Niamh gives voice to the history
THE Archive Service of
Donegal County Council is trying to locate relations
of the late Daniel Doherty, who left Malin Head for
Boston in the early 1900s and made a name for
himself in the Irish political scene there.
Niamh Brennan, Donegal County Archivist, hopes to
develop a travelling exhibition next year based on
the archive’s collection of Mr Doherty’s papers,
which include letters from John F. and Robert F.
Kennedy and Charles DeGaulle. Daniel Doherty died in
“He had quite an amazing life,” Niamh said.
Niamh Brennan, with some of the rich
collection of records held by the Archive Service.
The archives give voice
to the rich history of Donegal and its people,
through the records and writings of organisations
and individuals. As archivist, Niamh not only
catalogues, researches and maintains the
collections, but finds creative ways to bring them
to the public.
“Over the last twenty odd years we’ve acquired more
and more, which means we’ve a really good collection
for Donegal,” Niamh said.
Archives are documents, such as minutes of county
meetings, letters, maps, drawings, blueprints,
manuscripts, literature and other records. They tell
us what generations of Donegal people said and did –
even, at times, what they thought.
The more personal pieces often draw the most
attention. Niamh was interviewed by RTÉ News last
year when the archive discovered a 19th-century

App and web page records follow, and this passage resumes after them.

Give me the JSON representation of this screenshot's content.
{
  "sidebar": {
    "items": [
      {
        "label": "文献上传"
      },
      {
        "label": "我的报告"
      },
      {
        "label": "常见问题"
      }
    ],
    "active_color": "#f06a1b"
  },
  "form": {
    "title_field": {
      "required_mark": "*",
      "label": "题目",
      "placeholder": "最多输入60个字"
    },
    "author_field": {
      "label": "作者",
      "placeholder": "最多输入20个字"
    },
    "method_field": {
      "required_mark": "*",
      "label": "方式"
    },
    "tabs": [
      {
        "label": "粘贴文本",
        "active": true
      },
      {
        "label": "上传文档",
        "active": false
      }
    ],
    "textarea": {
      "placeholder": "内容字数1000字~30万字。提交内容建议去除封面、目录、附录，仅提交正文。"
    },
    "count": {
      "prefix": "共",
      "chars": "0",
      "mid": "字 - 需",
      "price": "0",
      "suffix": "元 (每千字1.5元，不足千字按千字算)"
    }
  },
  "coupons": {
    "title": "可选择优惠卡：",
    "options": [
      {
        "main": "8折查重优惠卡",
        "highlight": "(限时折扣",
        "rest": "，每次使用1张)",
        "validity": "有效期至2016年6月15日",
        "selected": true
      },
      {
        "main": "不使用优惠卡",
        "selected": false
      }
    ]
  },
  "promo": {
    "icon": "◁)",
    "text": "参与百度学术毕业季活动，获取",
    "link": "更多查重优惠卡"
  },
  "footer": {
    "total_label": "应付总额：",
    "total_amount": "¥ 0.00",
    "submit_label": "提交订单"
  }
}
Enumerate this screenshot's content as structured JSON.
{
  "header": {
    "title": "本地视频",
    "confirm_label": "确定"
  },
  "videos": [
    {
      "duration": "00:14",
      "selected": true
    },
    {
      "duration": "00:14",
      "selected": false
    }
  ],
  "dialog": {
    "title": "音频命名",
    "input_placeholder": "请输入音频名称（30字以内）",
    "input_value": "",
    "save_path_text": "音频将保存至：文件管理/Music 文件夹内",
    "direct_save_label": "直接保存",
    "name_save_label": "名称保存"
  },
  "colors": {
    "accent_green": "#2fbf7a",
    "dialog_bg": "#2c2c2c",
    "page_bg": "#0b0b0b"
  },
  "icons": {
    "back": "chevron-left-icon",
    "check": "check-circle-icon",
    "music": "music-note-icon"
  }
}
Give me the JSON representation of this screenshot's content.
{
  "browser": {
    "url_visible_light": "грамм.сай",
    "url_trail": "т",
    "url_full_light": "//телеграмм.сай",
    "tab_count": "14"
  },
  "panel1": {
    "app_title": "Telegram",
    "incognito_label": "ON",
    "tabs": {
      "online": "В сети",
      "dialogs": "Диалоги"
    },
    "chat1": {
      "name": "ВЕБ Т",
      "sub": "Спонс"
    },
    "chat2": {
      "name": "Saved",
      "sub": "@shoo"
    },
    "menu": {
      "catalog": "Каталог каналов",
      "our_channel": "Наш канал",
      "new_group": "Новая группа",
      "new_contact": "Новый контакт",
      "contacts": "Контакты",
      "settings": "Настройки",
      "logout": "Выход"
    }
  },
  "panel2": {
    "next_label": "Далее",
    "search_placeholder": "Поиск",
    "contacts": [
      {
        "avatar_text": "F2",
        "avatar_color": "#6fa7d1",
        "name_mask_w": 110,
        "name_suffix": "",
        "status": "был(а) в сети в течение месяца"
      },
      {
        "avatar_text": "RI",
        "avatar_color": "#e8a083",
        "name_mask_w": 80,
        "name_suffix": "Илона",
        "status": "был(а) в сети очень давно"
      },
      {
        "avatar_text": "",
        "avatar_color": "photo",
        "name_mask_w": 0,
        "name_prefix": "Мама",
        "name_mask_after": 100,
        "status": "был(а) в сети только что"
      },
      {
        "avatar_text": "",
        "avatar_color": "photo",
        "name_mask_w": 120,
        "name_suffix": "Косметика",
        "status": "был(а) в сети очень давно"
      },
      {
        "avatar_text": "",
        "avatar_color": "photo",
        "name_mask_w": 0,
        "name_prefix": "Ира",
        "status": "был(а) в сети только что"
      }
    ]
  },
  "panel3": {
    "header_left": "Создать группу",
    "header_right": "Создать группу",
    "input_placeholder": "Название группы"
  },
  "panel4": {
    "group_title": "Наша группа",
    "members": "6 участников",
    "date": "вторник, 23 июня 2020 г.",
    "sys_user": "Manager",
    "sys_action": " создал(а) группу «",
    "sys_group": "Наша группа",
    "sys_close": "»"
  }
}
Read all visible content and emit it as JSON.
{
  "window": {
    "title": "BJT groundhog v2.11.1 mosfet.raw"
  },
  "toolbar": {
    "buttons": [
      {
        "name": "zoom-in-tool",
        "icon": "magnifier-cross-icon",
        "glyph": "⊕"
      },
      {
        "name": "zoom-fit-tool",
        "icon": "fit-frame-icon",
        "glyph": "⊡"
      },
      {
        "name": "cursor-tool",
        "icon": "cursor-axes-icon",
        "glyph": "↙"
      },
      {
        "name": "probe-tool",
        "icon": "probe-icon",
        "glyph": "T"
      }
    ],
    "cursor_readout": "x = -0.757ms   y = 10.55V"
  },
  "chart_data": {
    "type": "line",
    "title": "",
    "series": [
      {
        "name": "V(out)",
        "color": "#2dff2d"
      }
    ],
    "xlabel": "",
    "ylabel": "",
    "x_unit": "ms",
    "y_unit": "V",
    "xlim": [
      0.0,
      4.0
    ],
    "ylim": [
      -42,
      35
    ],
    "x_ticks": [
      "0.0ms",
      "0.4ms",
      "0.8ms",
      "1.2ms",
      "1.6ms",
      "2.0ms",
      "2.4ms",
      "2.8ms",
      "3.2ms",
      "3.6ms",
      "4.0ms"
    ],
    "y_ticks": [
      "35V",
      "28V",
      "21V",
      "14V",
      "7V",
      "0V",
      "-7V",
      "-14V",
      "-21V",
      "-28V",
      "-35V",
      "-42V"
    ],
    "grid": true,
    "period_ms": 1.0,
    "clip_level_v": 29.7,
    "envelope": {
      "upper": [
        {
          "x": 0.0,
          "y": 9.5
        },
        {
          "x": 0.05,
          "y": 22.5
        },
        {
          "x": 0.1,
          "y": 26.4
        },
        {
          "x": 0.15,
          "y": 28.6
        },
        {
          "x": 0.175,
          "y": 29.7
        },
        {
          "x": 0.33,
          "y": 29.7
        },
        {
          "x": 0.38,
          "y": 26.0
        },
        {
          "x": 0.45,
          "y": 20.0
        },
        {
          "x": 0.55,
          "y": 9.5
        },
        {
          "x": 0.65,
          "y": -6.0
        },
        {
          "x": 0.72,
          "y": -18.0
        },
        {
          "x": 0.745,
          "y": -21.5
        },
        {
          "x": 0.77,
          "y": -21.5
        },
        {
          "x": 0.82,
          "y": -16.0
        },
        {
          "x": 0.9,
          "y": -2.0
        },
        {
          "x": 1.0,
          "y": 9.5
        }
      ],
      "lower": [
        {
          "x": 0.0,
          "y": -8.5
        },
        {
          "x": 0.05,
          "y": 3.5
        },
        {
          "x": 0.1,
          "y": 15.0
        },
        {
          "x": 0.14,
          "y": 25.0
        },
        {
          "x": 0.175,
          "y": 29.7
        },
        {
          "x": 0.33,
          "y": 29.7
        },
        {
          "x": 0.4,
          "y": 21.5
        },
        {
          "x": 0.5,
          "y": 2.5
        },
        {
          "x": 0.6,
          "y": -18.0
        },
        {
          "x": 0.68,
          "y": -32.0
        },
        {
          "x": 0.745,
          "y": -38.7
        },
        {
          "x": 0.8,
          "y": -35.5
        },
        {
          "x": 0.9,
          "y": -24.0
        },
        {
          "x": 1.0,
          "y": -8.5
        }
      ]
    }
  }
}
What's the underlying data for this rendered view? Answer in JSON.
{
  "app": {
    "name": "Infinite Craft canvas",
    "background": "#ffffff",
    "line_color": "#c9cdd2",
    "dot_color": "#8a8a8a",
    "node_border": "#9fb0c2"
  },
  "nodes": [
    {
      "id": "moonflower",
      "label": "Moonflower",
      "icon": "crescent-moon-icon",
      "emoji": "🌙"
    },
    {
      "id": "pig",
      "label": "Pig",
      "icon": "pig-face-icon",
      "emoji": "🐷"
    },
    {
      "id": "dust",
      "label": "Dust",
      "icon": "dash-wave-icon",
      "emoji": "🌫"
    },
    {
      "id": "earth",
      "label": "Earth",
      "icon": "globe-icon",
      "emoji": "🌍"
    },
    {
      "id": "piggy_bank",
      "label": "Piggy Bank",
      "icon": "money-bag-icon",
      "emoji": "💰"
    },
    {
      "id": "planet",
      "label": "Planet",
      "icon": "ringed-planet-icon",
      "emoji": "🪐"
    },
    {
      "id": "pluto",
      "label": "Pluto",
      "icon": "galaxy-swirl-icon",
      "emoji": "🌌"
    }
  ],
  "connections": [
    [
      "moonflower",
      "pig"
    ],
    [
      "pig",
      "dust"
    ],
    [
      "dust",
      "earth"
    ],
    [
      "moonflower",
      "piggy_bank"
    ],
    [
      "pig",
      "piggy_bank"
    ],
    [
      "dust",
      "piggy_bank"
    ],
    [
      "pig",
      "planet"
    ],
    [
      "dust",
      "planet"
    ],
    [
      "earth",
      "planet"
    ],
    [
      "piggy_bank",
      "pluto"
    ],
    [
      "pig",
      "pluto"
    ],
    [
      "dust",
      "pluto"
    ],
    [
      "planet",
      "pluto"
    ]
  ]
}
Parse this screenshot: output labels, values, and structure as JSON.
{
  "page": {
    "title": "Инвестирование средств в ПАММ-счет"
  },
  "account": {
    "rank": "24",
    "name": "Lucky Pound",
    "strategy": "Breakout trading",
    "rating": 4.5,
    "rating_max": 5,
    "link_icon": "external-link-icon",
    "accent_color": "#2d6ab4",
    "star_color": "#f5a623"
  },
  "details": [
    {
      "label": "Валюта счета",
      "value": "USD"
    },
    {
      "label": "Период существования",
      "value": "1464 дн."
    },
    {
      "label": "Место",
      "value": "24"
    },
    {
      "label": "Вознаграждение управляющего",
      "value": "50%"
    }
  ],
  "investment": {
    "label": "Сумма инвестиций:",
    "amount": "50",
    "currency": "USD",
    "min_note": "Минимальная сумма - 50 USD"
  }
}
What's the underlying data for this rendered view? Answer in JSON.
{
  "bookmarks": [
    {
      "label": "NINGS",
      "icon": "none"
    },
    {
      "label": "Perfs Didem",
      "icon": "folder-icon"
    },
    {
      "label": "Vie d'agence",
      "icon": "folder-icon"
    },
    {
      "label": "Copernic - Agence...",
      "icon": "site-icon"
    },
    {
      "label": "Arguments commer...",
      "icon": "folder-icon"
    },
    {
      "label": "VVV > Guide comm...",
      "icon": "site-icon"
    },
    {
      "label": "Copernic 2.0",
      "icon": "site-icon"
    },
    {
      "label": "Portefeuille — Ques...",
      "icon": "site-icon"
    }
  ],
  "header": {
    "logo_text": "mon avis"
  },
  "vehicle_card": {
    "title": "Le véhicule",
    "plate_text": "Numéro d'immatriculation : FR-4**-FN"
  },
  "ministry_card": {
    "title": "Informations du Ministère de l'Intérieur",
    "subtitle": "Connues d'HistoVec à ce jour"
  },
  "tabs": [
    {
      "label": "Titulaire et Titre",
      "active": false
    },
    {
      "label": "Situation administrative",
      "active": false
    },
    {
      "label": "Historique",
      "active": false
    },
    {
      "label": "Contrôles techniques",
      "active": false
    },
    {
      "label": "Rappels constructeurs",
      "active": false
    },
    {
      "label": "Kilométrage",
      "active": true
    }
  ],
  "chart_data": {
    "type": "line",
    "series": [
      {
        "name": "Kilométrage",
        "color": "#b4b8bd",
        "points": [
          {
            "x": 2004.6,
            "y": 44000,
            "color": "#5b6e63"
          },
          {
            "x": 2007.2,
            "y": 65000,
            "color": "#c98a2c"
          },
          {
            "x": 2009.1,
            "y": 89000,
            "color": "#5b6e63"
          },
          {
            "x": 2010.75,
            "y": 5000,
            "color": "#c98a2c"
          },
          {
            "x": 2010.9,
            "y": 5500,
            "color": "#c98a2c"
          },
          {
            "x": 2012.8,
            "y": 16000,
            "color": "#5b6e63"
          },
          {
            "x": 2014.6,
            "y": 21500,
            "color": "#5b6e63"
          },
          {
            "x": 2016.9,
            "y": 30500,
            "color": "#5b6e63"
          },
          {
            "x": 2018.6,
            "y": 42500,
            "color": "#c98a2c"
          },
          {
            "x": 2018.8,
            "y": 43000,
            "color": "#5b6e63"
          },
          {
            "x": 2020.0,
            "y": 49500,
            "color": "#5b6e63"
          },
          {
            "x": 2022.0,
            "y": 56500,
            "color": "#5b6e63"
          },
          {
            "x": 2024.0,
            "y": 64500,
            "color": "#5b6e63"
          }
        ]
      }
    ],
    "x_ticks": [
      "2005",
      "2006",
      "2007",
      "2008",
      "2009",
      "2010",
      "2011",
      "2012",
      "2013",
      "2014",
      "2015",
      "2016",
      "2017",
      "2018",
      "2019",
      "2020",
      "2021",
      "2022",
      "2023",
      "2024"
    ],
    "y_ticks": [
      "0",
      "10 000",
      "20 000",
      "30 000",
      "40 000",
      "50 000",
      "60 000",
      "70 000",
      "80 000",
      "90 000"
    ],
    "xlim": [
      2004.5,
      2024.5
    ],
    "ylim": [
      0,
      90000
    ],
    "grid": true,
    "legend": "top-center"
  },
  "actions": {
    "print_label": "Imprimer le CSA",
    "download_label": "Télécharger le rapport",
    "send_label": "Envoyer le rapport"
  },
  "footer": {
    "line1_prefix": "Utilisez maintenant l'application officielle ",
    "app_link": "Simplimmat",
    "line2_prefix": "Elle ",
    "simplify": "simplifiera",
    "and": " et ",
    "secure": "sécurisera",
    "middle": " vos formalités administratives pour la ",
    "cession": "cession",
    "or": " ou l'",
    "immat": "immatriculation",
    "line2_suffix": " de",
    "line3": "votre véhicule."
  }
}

Valentine’s Day letter in the collection of the
Steele Nicholson family of Falmore House, Gleneely,
Inishowen. This summer they were in the news after
receiving documents related to the opening of the
Coláiste Uladh building in Gorthork fifty years ago,
including a letter from President Eamon de Valera to
Breandán Mac Cnáimhsí, coláiste president.
A page from the minutes of the
Inishowen Workhouse, held in the collection of the
The archive also produces booklets and other
publications, and Niamh curated the exhibition, A
Trek Through Time, which is travelling the county
and uses photographs, letters, official documents,
newspaper articles, and other archive items to
illustrate themes and events from the past 250
years. She is working with the museum on an
exhibition on emigration for the autumn.
The growing collection means that space is a
challenge – even with two additional rented storage
spaces, it’s getting tight. Still, Niamh encourages
people to contact the archive before they throw away
something that could be of significance to the
history or culture of the county.
“We try to get out the message that before you
destroy anything to come to the archives first to
see if it’s worth preserving,” she said. If a
document is worth preserving, Niamh will find room.